### TO DO:
All of the records listed below should be retyped exactly.

(SOURCE RECORDS)

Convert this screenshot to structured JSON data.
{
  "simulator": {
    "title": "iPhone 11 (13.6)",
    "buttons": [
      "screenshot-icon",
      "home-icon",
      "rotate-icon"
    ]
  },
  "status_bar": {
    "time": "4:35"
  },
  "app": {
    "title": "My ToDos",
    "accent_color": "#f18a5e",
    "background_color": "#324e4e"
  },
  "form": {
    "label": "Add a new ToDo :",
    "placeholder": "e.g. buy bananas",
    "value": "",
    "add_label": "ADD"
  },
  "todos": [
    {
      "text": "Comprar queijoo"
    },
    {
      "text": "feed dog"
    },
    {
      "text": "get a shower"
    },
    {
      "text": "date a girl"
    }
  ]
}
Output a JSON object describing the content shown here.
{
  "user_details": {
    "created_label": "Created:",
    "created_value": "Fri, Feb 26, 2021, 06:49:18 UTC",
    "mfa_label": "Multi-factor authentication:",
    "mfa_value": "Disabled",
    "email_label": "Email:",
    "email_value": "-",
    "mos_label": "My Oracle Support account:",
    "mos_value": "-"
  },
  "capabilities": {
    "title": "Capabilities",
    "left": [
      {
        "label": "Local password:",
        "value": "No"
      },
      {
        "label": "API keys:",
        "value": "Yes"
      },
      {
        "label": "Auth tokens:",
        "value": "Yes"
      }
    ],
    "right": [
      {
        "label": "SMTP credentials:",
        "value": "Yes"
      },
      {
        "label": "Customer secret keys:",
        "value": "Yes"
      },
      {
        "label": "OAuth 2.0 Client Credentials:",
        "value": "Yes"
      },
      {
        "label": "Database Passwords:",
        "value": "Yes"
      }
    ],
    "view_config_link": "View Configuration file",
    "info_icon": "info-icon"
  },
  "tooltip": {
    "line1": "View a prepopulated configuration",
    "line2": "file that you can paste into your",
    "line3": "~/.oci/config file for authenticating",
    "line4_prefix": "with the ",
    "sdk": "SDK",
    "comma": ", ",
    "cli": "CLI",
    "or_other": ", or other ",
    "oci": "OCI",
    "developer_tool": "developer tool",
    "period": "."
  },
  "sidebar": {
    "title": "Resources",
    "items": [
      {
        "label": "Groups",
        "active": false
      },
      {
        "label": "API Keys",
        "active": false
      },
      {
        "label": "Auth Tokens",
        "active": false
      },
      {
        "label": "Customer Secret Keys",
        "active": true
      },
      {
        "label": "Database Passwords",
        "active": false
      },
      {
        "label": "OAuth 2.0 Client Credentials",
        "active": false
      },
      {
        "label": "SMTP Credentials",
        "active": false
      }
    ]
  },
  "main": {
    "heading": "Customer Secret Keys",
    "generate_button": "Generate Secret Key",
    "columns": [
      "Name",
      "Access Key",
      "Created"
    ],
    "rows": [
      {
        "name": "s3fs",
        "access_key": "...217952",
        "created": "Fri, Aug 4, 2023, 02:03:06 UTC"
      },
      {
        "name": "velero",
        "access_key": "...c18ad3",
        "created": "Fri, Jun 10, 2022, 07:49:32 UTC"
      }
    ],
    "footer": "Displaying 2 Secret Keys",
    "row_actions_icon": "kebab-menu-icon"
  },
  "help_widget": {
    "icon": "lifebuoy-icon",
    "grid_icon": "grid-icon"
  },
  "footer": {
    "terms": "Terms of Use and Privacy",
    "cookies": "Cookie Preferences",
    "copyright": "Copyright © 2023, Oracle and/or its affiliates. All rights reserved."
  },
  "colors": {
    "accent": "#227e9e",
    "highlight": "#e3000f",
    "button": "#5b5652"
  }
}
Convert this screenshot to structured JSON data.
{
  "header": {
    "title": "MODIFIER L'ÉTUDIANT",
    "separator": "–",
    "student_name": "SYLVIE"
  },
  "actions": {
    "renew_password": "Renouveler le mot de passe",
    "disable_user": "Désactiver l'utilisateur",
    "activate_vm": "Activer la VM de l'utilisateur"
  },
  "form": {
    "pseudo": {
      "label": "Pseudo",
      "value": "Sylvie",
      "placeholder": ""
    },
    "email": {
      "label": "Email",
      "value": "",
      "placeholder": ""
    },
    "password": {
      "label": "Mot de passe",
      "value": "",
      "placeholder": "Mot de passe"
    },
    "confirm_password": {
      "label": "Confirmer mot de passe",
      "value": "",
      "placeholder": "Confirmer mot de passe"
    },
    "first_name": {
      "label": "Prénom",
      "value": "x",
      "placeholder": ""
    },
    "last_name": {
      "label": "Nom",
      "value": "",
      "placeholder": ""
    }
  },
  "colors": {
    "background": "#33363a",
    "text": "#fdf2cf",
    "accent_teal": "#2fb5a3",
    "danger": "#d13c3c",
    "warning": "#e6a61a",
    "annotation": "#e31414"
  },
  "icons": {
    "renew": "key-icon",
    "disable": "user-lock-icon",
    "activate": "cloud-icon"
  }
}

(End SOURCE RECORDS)

### RESULT OF THIS EXERCISE:
Convert this screenshot to structured JSON data.
{
  "simulator": {
    "title": "iPhone 11 (13.6)",
    "buttons": [
      "screenshot-icon",
      "home-icon",
      "rotate-icon"
    ]
  },
  "status_bar": {
    "time": "4:35"
  },
  "app": {
    "title": "My ToDos",
    "accent_color": "#f18a5e",
    "background_color": "#324e4e"
  },
  "form": {
    "label": "Add a new ToDo :",
    "placeholder": "e.g. buy bananas",
    "value": "",
    "add_label": "ADD"
  },
  "todos": [
    {
      "text": "Comprar queijoo"
    },
    {
      "text": "feed dog"
    },
    {
      "text": "get a shower"
    },
    {
      "text": "date a girl"
    }
  ]
}
Output a JSON object describing the content shown here.
{
  "user_details": {
    "created_label": "Created:",
    "created_value": "Fri, Feb 26, 2021, 06:49:18 UTC",
    "mfa_label": "Multi-factor authentication:",
    "mfa_value": "Disabled",
    "email_label": "Email:",
    "email_value": "-",
    "mos_label": "My Oracle Support account:",
    "mos_value": "-"
  },
  "capabilities": {
    "title": "Capabilities",
    "left": [
      {
        "label": "Local password:",
        "value": "No"
      },
      {
        "label": "API keys:",
        "value": "Yes"
      },
      {
        "label": "Auth tokens:",
        "value": "Yes"
      }
    ],
    "right": [
      {
        "label": "SMTP credentials:",
        "value": "Yes"
      },
      {
        "label": "Customer secret keys:",
        "value": "Yes"
      },
      {
        "label": "OAuth 2.0 Client Credentials:",
        "value": "Yes"
      },
      {
        "label": "Database Passwords:",
        "value": "Yes"
      }
    ],
    "view_config_link": "View Configuration file",
    "info_icon": "info-icon"
  },
  "tooltip": {
    "line1": "View a prepopulated configuration",
    "line2": "file that you can paste into your",
    "line3": "~/.oci/config file for authenticating",
    "line4_prefix": "with the ",
    "sdk": "SDK",
    "comma": ", ",
    "cli": "CLI",
    "or_other": ", or other ",
    "oci": "OCI",
    "developer_tool": "developer tool",
    "period": "."
  },
  "sidebar": {
    "title": "Resources",
    "items": [
      {
        "label": "Groups",
        "active": false
      },
      {
        "label": "API Keys",
        "active": false
      },
      {
        "label": "Auth Tokens",
        "active": false
      },
      {
        "label": "Customer Secret Keys",
        "active": true
      },
      {
        "label": "Database Passwords",
        "active": false
      },
      {
        "label": "OAuth 2.0 Client Credentials",
        "active": false
      },
      {
        "label": "SMTP Credentials",
        "active": false
      }
    ]
  },
  "main": {
    "heading": "Customer Secret Keys",
    "generate_button": "Generate Secret Key",
    "columns": [
      "Name",
      "Access Key",
      "Created"
    ],
    "rows": [
      {
        "name": "s3fs",
        "access_key": "...217952",
        "created": "Fri, Aug 4, 2023, 02:03:06 UTC"
      },
      {
        "name": "velero",
        "access_key": "...c18ad3",
        "created": "Fri, Jun 10, 2022, 07:49:32 UTC"
      }
    ],
    "footer": "Displaying 2 Secret Keys",
    "row_actions_icon": "kebab-menu-icon"
  },
  "help_widget": {
    "icon": "lifebuoy-icon",
    "grid_icon": "grid-icon"
  },
  "footer": {
    "terms": "Terms of Use and Privacy",
    "cookies": "Cookie Preferences",
    "copyright": "Copyright © 2023, Oracle and/or its affiliates. All rights reserved."
  },
  "colors": {
    "accent": "#227e9e",
    "highlight": "#e3000f",
    "button": "#5b5652"
  }
}
Convert this screenshot to structured JSON data.
{
  "header": {
    "title": "MODIFIER L'ÉTUDIANT",
    "separator": "–",
    "student_name": "SYLVIE"
  },
  "actions": {
    "renew_password": "Renouveler le mot de passe",
    "disable_user": "Désactiver l'utilisateur",
    "activate_vm": "Activer la VM de l'utilisateur"
  },
  "form": {
    "pseudo": {
      "label": "Pseudo",
      "value": "Sylvie",
      "placeholder": ""
    },
    "email": {
      "label": "Email",
      "value": "",
      "placeholder": ""
    },
    "password": {
      "label": "Mot de passe",
      "value": "",
      "placeholder": "Mot de passe"
    },
    "confirm_password": {
      "label": "Confirmer mot de passe",
      "value": "",
      "placeholder": "Confirmer mot de passe"
    },
    "first_name": {
      "label": "Prénom",
      "value": "x",
      "placeholder": ""
    },
    "last_name": {
      "label": "Nom",
      "value": "",
      "placeholder": ""
    }
  },
  "colors": {
    "background": "#33363a",
    "text": "#fdf2cf",
    "accent_teal": "#2fb5a3",
    "danger": "#d13c3c",
    "warning": "#e6a61a",
    "annotation": "#e31414"
  },
  "icons": {
    "renew": "key-icon",
    "disable": "user-lock-icon",
    "activate": "cloud-icon"
  }
}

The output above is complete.